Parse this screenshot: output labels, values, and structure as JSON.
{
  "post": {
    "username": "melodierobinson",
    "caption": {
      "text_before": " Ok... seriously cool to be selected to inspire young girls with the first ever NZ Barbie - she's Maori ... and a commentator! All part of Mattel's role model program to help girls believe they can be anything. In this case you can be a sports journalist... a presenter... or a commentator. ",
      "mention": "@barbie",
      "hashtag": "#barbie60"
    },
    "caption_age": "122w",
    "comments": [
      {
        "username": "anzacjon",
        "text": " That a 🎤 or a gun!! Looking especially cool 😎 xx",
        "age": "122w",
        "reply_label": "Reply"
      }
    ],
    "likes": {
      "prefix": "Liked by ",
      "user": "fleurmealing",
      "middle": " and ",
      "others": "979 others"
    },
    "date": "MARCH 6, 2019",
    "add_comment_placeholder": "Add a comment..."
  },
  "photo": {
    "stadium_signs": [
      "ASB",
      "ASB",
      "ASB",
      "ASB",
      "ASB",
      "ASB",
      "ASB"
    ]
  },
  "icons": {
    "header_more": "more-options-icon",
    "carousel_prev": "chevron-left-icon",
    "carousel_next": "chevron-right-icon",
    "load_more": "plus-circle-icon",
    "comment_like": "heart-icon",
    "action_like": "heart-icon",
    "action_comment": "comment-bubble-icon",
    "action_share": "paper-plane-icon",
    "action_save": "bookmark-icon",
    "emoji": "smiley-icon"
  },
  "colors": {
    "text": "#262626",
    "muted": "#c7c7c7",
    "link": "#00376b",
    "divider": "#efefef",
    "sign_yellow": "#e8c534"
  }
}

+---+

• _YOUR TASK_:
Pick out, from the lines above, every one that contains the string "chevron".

• _RESULT_:
    "carousel_prev": "chevron-left-icon",
    "carousel_next": "chevron-right-icon",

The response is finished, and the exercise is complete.